## WHAT YOU ARE ASKED TO DO
Write the listing out again word for word. Pictures do not belong in the copy.

________

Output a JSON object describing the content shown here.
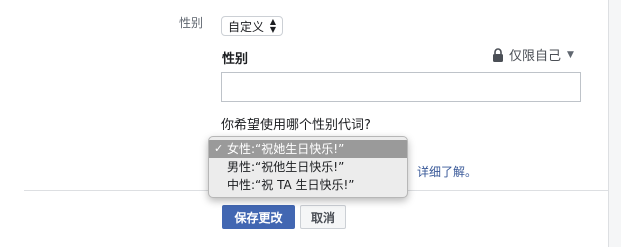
{
  "gender_row": {
    "label": "性别",
    "select_value": "自定义",
    "select_arrow_up": "▲",
    "select_arrow_down": "▼"
  },
  "custom_gender": {
    "field_label": "性别",
    "input_value": "",
    "privacy_label": "仅限自己",
    "privacy_caret": "▼"
  },
  "pronoun": {
    "question": "你希望使用哪个性别代词?",
    "learn_more": "详细了解。",
    "options": [
      {
        "label": "女性:“祝她生日快乐!”",
        "selected": true,
        "check": "✓"
      },
      {
        "label": "男性:“祝他生日快乐!”",
        "selected": false,
        "check": ""
      },
      {
        "label": "中性:“祝 TA 生日快乐!”",
        "selected": false,
        "check": ""
      }
    ]
  },
  "actions": {
    "save_label": "保存更改",
    "cancel_label": "取消"
  },
  "colors": {
    "accent": "#4267b2",
    "link": "#385898"
  }
}
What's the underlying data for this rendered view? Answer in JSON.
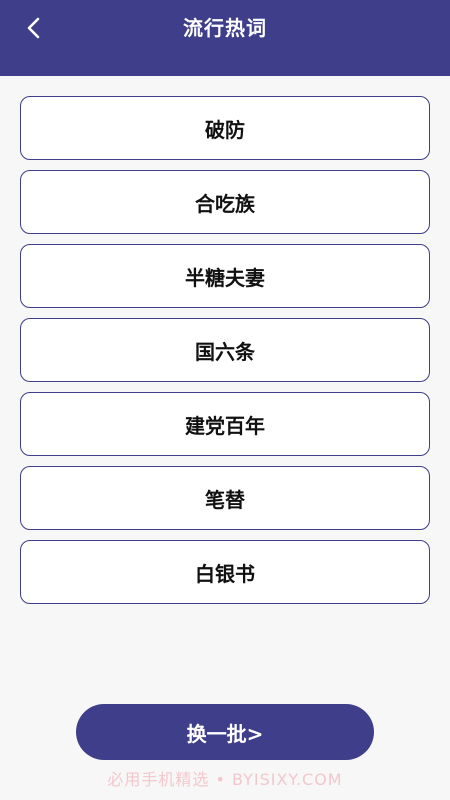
{
  "header": {
    "title": "流行热词",
    "back_icon": "chevron-left-icon"
  },
  "words": [
    {
      "label": "破防"
    },
    {
      "label": "合吃族"
    },
    {
      "label": "半糖夫妻"
    },
    {
      "label": "国六条"
    },
    {
      "label": "建党百年"
    },
    {
      "label": "笔替"
    },
    {
      "label": "白银书"
    }
  ],
  "footer": {
    "refresh_label": "换一批>"
  },
  "watermark": "必用手机精选 • BYISIXY.COM",
  "colors": {
    "primary": "#3f3e8a",
    "background": "#f7f7f7",
    "card": "#ffffff"
  }
}
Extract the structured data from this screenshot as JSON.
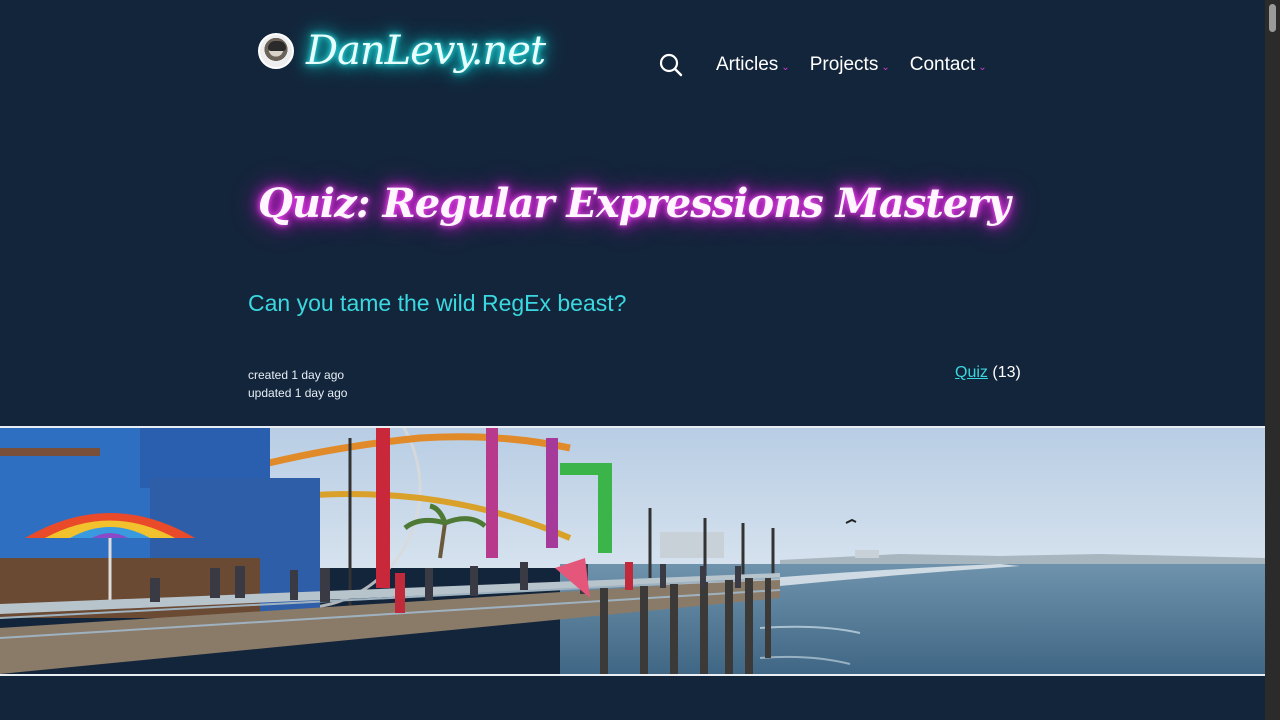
{
  "header": {
    "site_name": "DanLevy.net",
    "avatar_icon": "avatar-photo"
  },
  "nav": {
    "search_icon": "search-icon",
    "items": [
      {
        "label": "Articles"
      },
      {
        "label": "Projects"
      },
      {
        "label": "Contact"
      }
    ],
    "chevron": "⌄"
  },
  "article": {
    "title": "Quiz: Regular Expressions Mastery",
    "subtitle": "Can you tame the wild RegEx beast?",
    "created": "created 1 day ago",
    "updated": "updated 1 day ago",
    "tag": {
      "label": "Quiz",
      "count": "(13)"
    }
  },
  "hero": {
    "description_icon": "santa-monica-pier-photo"
  },
  "colors": {
    "background": "#13253a",
    "accent_cyan": "#3ad8e0",
    "accent_magenta": "#d33bd3"
  }
}
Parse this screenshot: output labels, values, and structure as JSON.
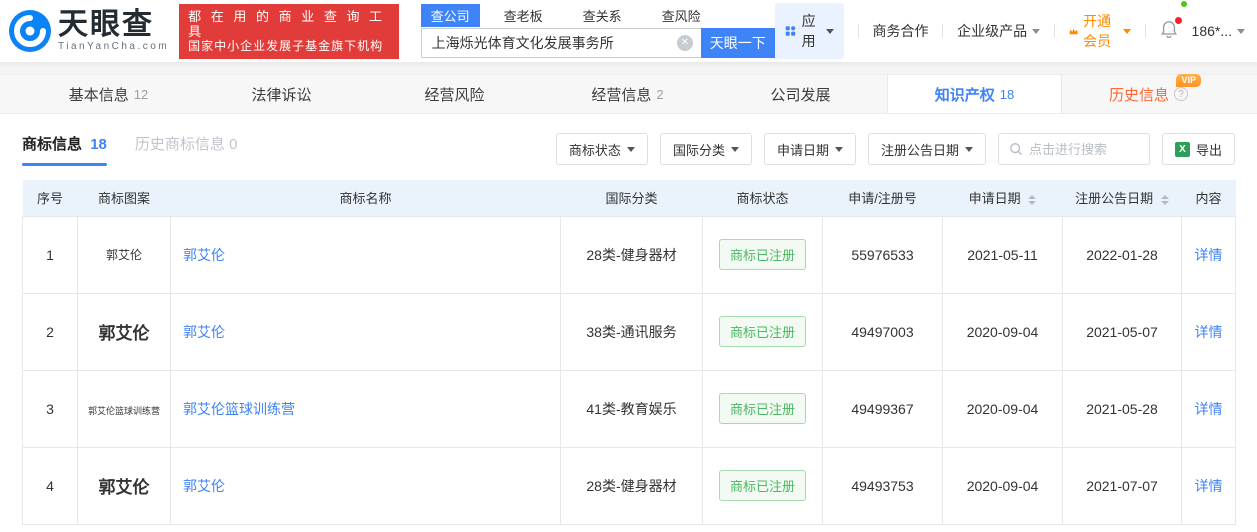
{
  "header": {
    "logo": {
      "brand": "天眼查",
      "domain": "TianYanCha.com"
    },
    "slogan": {
      "line1": "都 在 用 的 商 业 查 询 工 具",
      "line2": "国家中小企业发展子基金旗下机构"
    },
    "search": {
      "tabs": [
        {
          "label": "查公司"
        },
        {
          "label": "查老板"
        },
        {
          "label": "查关系"
        },
        {
          "label": "查风险"
        }
      ],
      "value": "上海烁光体育文化发展事务所",
      "button": "天眼一下"
    },
    "nav": {
      "apps": "应用",
      "biz": "商务合作",
      "enterprise": "企业级产品",
      "vip": "开通会员",
      "phone": "186*..."
    }
  },
  "tabs": [
    {
      "label": "基本信息",
      "count": "12"
    },
    {
      "label": "法律诉讼",
      "count": ""
    },
    {
      "label": "经营风险",
      "count": ""
    },
    {
      "label": "经营信息",
      "count": "2"
    },
    {
      "label": "公司发展",
      "count": ""
    },
    {
      "label": "知识产权",
      "count": "18"
    },
    {
      "label": "历史信息",
      "count": "",
      "vip": "VIP"
    }
  ],
  "subtabs": [
    {
      "label": "商标信息",
      "count": "18"
    },
    {
      "label": "历史商标信息",
      "count": "0"
    }
  ],
  "filters": {
    "status": "商标状态",
    "intl_class": "国际分类",
    "apply_date": "申请日期",
    "reg_pub_date": "注册公告日期",
    "search_placeholder": "点击进行搜索",
    "export": "导出"
  },
  "table": {
    "headers": [
      "序号",
      "商标图案",
      "商标名称",
      "国际分类",
      "商标状态",
      "申请/注册号",
      "申请日期",
      "注册公告日期",
      "内容"
    ],
    "rows": [
      {
        "no": "1",
        "image_text": "郭艾伦",
        "name": "郭艾伦",
        "intl_class": "28类-健身器材",
        "status": "商标已注册",
        "reg_no": "55976533",
        "apply_date": "2021-05-11",
        "pub_date": "2022-01-28",
        "detail": "详情"
      },
      {
        "no": "2",
        "image_text": "郭艾伦",
        "name": "郭艾伦",
        "intl_class": "38类-通讯服务",
        "status": "商标已注册",
        "reg_no": "49497003",
        "apply_date": "2020-09-04",
        "pub_date": "2021-05-07",
        "detail": "详情"
      },
      {
        "no": "3",
        "image_text": "郭艾伦篮球训练营",
        "name": "郭艾伦篮球训练营",
        "intl_class": "41类-教育娱乐",
        "status": "商标已注册",
        "reg_no": "49499367",
        "apply_date": "2020-09-04",
        "pub_date": "2021-05-28",
        "detail": "详情"
      },
      {
        "no": "4",
        "image_text": "郭艾伦",
        "name": "郭艾伦",
        "intl_class": "28类-健身器材",
        "status": "商标已注册",
        "reg_no": "49493753",
        "apply_date": "2020-09-04",
        "pub_date": "2021-07-07",
        "detail": "详情"
      }
    ]
  },
  "icons": {
    "clear": "✕",
    "question": "?",
    "excel": "X"
  },
  "colors": {
    "brand_blue": "#3e83f8",
    "slogan_red": "#e13c39",
    "vip_orange": "#ff8a00",
    "history_orange": "#ff6633",
    "status_green": "#4bb862",
    "table_header_bg": "#eaf3fc"
  }
}
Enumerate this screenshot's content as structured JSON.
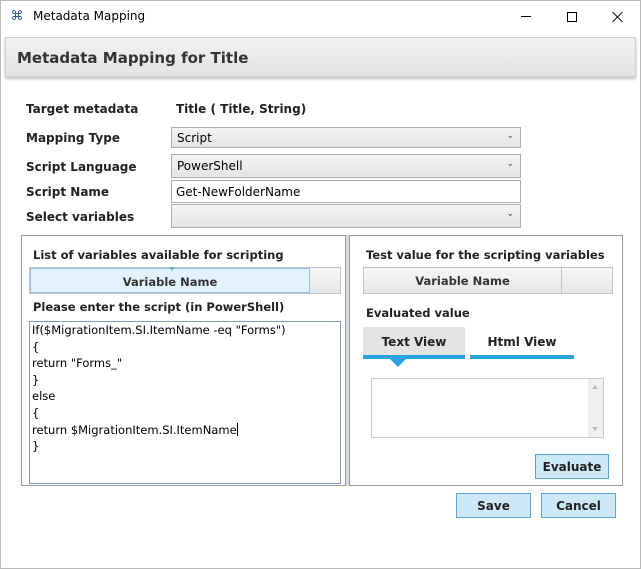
{
  "window": {
    "title": "Metadata Mapping",
    "icon": "share-nodes-icon"
  },
  "header": {
    "title": "Metadata Mapping for Title"
  },
  "form": {
    "target_metadata_label": "Target metadata",
    "target_metadata_value": "Title ( Title, String)",
    "mapping_type_label": "Mapping Type",
    "mapping_type_value": "Script",
    "script_language_label": "Script Language",
    "script_language_value": "PowerShell",
    "script_name_label": "Script Name",
    "script_name_value": "Get-NewFolderName",
    "select_variables_label": "Select variables",
    "select_variables_value": ""
  },
  "left_panel": {
    "variables_title": "List of variables available for scripting",
    "variables_column": "Variable Name",
    "script_prompt": "Please enter the script (in PowerShell)",
    "script_lines": [
      "If($MigrationItem.SI.ItemName -eq \"Forms\")",
      "{",
      "return \"Forms_\"",
      "}",
      "else",
      "{",
      "return $MigrationItem.SI.ItemName",
      "}"
    ]
  },
  "right_panel": {
    "test_title": "Test value for the scripting variables",
    "variables_column": "Variable Name",
    "evaluated_label": "Evaluated value",
    "tabs": [
      {
        "label": "Text View",
        "active": true
      },
      {
        "label": "Html View",
        "active": false
      }
    ],
    "evaluate_button": "Evaluate"
  },
  "footer": {
    "save_label": "Save",
    "cancel_label": "Cancel"
  },
  "colors": {
    "accent": "#29a3e0",
    "button_bg": "#cde8f6",
    "button_border": "#5aa7d7"
  }
}
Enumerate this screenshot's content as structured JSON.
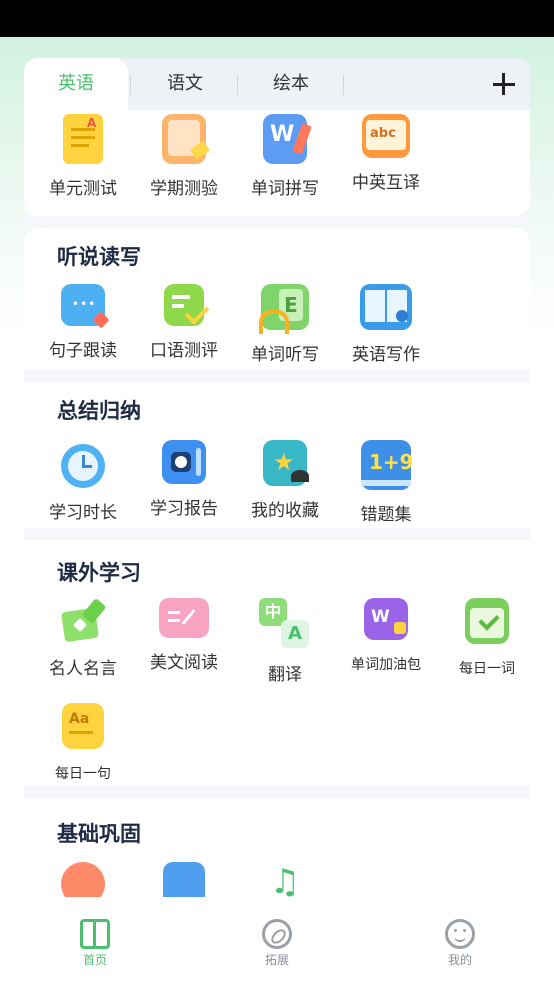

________

## FINISHED TASK
Output a JSON object describing the content shown here.
{
  "gender_row": {
    "label": "性别",
    "select_value": "自定义",
    "select_arrow_up": "▲",
    "select_arrow_down": "▼"
  },
  "custom_gender": {
    "field_label": "性别",
    "input_value": "",
    "privacy_label": "仅限自己",
    "privacy_caret": "▼"
  },
  "pronoun": {
    "question": "你希望使用哪个性别代词?",
    "learn_more": "详细了解。",
    "options": [
      {
        "label": "女性:“祝她生日快乐!”",
        "selected": true,
        "check": "✓"
      },
      {
        "label": "男性:“祝他生日快乐!”",
        "selected": false,
        "check": ""
      },
      {
        "label": "中性:“祝 TA 生日快乐!”",
        "selected": false,
        "check": ""
      }
    ]
  },
  "actions": {
    "save_label": "保存更改",
    "cancel_label": "取消"
  },
  "colors": {
    "accent": "#4267b2",
    "link": "#385898"
  }
}
What's the underlying data for this rendered view? Answer in JSON.
{
  "header": {
    "title": "流行热词",
    "back_icon": "chevron-left-icon"
  },
  "words": [
    {
      "label": "破防"
    },
    {
      "label": "合吃族"
    },
    {
      "label": "半糖夫妻"
    },
    {
      "label": "国六条"
    },
    {
      "label": "建党百年"
    },
    {
      "label": "笔替"
    },
    {
      "label": "白银书"
    }
  ],
  "footer": {
    "refresh_label": "换一批>"
  },
  "watermark": "必用手机精选 • BYISIXY.COM",
  "colors": {
    "primary": "#3f3e8a",
    "background": "#f7f7f7",
    "card": "#ffffff"
  }
}
Extract the structured data from this screenshot as JSON.
{
  "header": {
    "site_name": "DanLevy.net",
    "avatar_icon": "avatar-photo"
  },
  "nav": {
    "search_icon": "search-icon",
    "items": [
      {
        "label": "Articles"
      },
      {
        "label": "Projects"
      },
      {
        "label": "Contact"
      }
    ],
    "chevron": "⌄"
  },
  "article": {
    "title": "Quiz: Regular Expressions Mastery",
    "subtitle": "Can you tame the wild RegEx beast?",
    "created": "created 1 day ago",
    "updated": "updated 1 day ago",
    "tag": {
      "label": "Quiz",
      "count": "(13)"
    }
  },
  "hero": {
    "description_icon": "santa-monica-pier-photo"
  },
  "colors": {
    "background": "#13253a",
    "accent_cyan": "#3ad8e0",
    "accent_magenta": "#d33bd3"
  }
}
Parse this screenshot: output labels, values, and structure as JSON.
{
  "header": {
    "logo": {
      "brand": "天眼查",
      "domain": "TianYanCha.com"
    },
    "slogan": {
      "line1": "都 在 用 的 商 业 查 询 工 具",
      "line2": "国家中小企业发展子基金旗下机构"
    },
    "search": {
      "tabs": [
        {
          "label": "查公司"
        },
        {
          "label": "查老板"
        },
        {
          "label": "查关系"
        },
        {
          "label": "查风险"
        }
      ],
      "value": "上海烁光体育文化发展事务所",
      "button": "天眼一下"
    },
    "nav": {
      "apps": "应用",
      "biz": "商务合作",
      "enterprise": "企业级产品",
      "vip": "开通会员",
      "phone": "186*..."
    }
  },
  "tabs": [
    {
      "label": "基本信息",
      "count": "12"
    },
    {
      "label": "法律诉讼",
      "count": ""
    },
    {
      "label": "经营风险",
      "count": ""
    },
    {
      "label": "经营信息",
      "count": "2"
    },
    {
      "label": "公司发展",
      "count": ""
    },
    {
      "label": "知识产权",
      "count": "18"
    },
    {
      "label": "历史信息",
      "count": "",
      "vip": "VIP"
    }
  ],
  "subtabs": [
    {
      "label": "商标信息",
      "count": "18"
    },
    {
      "label": "历史商标信息",
      "count": "0"
    }
  ],
  "filters": {
    "status": "商标状态",
    "intl_class": "国际分类",
    "apply_date": "申请日期",
    "reg_pub_date": "注册公告日期",
    "search_placeholder": "点击进行搜索",
    "export": "导出"
  },
  "table": {
    "headers": [
      "序号",
      "商标图案",
      "商标名称",
      "国际分类",
      "商标状态",
      "申请/注册号",
      "申请日期",
      "注册公告日期",
      "内容"
    ],
    "rows": [
      {
        "no": "1",
        "image_text": "郭艾伦",
        "name": "郭艾伦",
        "intl_class": "28类-健身器材",
        "status": "商标已注册",
        "reg_no": "55976533",
        "apply_date": "2021-05-11",
        "pub_date": "2022-01-28",
        "detail": "详情"
      },
      {
        "no": "2",
        "image_text": "郭艾伦",
        "name": "郭艾伦",
        "intl_class": "38类-通讯服务",
        "status": "商标已注册",
        "reg_no": "49497003",
        "apply_date": "2020-09-04",
        "pub_date": "2021-05-07",
        "detail": "详情"
      },
      {
        "no": "3",
        "image_text": "郭艾伦篮球训练营",
        "name": "郭艾伦篮球训练营",
        "intl_class": "41类-教育娱乐",
        "status": "商标已注册",
        "reg_no": "49499367",
        "apply_date": "2020-09-04",
        "pub_date": "2021-05-28",
        "detail": "详情"
      },
      {
        "no": "4",
        "image_text": "郭艾伦",
        "name": "郭艾伦",
        "intl_class": "28类-健身器材",
        "status": "商标已注册",
        "reg_no": "49493753",
        "apply_date": "2020-09-04",
        "pub_date": "2021-07-07",
        "detail": "详情"
      }
    ]
  },
  "icons": {
    "clear": "✕",
    "question": "?",
    "excel": "X"
  },
  "colors": {
    "brand_blue": "#3e83f8",
    "slogan_red": "#e13c39",
    "vip_orange": "#ff8a00",
    "history_orange": "#ff6633",
    "status_green": "#4bb862",
    "table_header_bg": "#eaf3fc"
  }
}
Enumerate this screenshot's content as structured JSON.
{
  "window": {
    "title": "Metadata Mapping",
    "icon": "share-nodes-icon"
  },
  "header": {
    "title": "Metadata Mapping for Title"
  },
  "form": {
    "target_metadata_label": "Target metadata",
    "target_metadata_value": "Title ( Title, String)",
    "mapping_type_label": "Mapping Type",
    "mapping_type_value": "Script",
    "script_language_label": "Script Language",
    "script_language_value": "PowerShell",
    "script_name_label": "Script Name",
    "script_name_value": "Get-NewFolderName",
    "select_variables_label": "Select variables",
    "select_variables_value": ""
  },
  "left_panel": {
    "variables_title": "List of variables available for scripting",
    "variables_column": "Variable Name",
    "script_prompt": "Please enter the script (in PowerShell)",
    "script_lines": [
      "If($MigrationItem.SI.ItemName -eq \"Forms\")",
      "{",
      "return \"Forms_\"",
      "}",
      "else",
      "{",
      "return $MigrationItem.SI.ItemName",
      "}"
    ]
  },
  "right_panel": {
    "test_title": "Test value for the scripting variables",
    "variables_column": "Variable Name",
    "evaluated_label": "Evaluated value",
    "tabs": [
      {
        "label": "Text View",
        "active": true
      },
      {
        "label": "Html View",
        "active": false
      }
    ],
    "evaluate_button": "Evaluate"
  },
  "footer": {
    "save_label": "Save",
    "cancel_label": "Cancel"
  },
  "colors": {
    "accent": "#29a3e0",
    "button_bg": "#cde8f6",
    "button_border": "#5aa7d7"
  }
}
Enumerate this screenshot's content as structured JSON.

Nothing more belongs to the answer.